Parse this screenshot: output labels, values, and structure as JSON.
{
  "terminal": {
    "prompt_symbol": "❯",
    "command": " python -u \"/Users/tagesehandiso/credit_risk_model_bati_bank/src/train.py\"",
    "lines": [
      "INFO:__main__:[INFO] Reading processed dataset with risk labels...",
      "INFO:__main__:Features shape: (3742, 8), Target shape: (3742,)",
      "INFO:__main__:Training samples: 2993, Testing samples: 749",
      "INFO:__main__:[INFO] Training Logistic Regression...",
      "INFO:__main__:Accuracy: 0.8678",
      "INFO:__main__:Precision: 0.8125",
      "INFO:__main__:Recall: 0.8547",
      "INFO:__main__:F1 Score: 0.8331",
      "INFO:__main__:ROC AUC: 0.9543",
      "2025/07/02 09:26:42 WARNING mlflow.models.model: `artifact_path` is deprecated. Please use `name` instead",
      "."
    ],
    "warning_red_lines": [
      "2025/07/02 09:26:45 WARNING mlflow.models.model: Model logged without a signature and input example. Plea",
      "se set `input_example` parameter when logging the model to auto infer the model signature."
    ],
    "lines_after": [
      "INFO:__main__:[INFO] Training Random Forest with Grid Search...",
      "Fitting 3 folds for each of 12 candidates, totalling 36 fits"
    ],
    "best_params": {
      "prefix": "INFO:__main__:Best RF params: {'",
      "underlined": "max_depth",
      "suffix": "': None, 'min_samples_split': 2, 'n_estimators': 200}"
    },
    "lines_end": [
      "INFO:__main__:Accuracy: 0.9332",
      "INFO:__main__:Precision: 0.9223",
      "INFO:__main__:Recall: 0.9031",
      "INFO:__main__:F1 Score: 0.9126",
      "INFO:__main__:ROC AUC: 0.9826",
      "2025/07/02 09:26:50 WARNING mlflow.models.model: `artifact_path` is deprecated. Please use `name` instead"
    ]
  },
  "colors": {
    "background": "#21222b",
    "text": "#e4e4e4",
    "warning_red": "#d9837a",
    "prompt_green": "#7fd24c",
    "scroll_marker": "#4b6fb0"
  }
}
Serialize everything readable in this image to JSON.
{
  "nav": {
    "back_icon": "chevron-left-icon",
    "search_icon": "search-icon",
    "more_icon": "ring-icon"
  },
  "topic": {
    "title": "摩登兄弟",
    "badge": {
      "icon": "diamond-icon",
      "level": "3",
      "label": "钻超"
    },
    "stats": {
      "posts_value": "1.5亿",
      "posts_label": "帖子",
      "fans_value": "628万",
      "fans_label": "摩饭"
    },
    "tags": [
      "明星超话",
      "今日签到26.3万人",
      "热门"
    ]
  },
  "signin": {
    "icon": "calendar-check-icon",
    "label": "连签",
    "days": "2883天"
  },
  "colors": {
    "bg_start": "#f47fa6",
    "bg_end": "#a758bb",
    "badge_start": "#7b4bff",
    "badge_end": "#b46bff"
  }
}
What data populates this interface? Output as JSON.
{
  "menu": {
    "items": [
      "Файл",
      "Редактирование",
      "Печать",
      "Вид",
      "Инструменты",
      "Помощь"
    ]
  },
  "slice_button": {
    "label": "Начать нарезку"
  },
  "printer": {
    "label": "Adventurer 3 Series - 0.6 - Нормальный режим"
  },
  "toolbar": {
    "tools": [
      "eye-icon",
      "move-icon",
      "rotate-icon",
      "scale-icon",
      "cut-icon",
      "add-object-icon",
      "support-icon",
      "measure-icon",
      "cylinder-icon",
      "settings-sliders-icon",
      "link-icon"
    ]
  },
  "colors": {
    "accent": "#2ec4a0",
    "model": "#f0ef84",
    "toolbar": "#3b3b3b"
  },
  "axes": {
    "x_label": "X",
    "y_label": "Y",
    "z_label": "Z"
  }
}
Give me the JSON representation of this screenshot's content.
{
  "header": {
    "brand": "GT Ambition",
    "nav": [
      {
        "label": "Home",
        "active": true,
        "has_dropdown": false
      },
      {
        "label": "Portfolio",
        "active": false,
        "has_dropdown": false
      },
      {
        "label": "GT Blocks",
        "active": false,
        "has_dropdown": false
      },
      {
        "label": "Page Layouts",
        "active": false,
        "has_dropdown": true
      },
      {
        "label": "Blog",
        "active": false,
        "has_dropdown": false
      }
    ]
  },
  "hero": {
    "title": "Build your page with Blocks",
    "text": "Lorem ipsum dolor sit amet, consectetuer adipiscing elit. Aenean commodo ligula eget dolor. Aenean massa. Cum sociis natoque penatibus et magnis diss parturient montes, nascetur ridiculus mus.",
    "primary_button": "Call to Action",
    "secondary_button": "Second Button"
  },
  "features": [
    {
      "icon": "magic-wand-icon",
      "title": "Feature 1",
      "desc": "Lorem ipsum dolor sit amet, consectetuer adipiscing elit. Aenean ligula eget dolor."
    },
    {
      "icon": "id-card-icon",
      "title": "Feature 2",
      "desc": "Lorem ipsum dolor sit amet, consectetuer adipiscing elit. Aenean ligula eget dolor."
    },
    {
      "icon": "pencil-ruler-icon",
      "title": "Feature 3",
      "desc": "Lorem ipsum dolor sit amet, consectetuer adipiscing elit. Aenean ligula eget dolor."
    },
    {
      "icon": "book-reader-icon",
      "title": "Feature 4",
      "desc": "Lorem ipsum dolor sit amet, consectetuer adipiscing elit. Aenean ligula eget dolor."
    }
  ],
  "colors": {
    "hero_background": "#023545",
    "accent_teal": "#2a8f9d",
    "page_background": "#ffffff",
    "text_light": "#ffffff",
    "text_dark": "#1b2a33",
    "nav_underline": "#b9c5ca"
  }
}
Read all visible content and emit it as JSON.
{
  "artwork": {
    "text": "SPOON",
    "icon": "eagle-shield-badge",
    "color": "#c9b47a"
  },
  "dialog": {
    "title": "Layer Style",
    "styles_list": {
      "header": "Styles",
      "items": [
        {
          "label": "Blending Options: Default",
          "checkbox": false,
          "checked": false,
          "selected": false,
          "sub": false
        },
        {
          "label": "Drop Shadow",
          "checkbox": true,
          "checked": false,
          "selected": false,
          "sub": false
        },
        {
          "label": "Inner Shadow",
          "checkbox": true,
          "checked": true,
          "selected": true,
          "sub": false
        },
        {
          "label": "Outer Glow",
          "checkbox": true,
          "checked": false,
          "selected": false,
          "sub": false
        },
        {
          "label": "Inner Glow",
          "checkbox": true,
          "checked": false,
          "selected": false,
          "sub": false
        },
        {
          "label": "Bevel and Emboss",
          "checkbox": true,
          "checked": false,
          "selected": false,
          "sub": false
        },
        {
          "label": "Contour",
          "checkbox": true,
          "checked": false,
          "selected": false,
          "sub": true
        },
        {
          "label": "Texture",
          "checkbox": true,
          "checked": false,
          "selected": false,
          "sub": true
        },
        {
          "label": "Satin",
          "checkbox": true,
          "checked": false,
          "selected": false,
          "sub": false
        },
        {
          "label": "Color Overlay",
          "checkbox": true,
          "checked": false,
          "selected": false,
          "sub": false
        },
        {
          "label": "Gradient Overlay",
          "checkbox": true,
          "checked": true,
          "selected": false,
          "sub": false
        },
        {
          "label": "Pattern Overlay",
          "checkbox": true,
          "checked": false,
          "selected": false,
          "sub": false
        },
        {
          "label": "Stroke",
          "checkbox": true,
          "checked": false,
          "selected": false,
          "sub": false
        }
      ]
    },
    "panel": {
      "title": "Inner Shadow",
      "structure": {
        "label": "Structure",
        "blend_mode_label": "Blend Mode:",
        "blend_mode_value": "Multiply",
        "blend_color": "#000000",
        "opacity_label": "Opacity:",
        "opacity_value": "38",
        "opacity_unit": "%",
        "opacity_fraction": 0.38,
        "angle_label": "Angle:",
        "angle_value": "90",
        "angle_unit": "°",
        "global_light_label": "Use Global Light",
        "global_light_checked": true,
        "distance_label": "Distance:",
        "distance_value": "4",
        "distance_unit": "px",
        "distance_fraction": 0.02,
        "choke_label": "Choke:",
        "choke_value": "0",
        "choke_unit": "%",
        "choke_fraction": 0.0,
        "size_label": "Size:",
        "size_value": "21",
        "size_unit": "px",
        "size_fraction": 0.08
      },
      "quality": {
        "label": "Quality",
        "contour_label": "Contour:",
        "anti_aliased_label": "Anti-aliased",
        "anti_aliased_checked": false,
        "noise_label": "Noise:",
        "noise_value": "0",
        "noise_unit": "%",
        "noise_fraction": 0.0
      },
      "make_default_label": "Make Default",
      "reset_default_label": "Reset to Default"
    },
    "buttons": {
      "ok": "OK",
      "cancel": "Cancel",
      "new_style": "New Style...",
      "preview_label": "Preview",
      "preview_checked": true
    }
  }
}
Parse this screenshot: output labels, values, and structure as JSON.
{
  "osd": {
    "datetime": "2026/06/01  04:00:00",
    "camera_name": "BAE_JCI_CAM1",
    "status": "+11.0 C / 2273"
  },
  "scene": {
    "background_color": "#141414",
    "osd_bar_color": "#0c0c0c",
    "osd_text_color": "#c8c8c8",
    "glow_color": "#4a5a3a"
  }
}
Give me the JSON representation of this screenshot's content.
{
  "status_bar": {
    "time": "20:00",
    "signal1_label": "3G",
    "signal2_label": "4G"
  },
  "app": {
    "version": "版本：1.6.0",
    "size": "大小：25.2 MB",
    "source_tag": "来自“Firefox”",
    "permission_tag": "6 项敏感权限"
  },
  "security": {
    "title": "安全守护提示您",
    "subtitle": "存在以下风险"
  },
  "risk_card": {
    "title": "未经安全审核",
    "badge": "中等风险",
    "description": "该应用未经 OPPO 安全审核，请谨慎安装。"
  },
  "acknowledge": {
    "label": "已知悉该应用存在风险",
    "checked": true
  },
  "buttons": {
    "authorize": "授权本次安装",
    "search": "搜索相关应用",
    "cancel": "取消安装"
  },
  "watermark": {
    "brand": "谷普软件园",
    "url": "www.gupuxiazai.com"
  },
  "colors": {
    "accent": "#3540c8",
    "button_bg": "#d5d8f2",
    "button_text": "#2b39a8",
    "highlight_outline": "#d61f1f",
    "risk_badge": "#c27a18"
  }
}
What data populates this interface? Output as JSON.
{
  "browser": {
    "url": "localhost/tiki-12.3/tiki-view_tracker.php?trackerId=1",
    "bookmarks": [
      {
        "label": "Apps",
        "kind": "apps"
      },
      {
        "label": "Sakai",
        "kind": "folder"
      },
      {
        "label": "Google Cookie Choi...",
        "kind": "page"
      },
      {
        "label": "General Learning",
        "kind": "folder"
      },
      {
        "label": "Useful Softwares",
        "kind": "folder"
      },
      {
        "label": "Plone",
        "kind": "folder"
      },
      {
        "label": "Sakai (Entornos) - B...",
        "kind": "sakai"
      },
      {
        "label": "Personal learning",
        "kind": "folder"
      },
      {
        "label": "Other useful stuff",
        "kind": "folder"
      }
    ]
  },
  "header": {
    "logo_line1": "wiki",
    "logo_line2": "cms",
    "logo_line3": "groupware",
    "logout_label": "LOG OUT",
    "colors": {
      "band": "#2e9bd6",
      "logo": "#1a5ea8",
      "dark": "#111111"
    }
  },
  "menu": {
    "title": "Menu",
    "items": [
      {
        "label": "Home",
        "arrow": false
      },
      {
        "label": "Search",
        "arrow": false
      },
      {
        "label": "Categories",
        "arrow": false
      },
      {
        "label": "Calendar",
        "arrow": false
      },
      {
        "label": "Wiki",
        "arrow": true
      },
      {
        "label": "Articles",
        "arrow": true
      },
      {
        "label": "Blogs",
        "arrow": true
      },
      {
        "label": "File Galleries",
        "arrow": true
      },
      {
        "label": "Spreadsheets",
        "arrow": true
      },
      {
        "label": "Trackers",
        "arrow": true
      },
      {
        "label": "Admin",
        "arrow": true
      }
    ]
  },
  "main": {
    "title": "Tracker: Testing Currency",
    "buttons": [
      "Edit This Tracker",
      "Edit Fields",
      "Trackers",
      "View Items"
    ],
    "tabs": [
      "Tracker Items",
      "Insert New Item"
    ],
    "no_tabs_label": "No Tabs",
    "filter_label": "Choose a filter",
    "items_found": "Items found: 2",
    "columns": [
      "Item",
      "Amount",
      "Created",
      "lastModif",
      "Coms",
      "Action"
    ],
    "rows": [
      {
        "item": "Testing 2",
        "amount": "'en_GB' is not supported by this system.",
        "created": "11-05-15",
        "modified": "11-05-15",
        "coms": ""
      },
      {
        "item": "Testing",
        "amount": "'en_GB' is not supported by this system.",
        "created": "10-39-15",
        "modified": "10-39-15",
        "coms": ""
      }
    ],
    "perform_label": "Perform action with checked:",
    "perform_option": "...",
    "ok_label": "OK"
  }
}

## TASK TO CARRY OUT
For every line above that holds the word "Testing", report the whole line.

## RESPONSE AREA
      "INFO:__main__:Training samples: 2993, Testing samples: 749",
    "title": "Tracker: Testing Currency",
        "item": "Testing 2",
        "item": "Testing",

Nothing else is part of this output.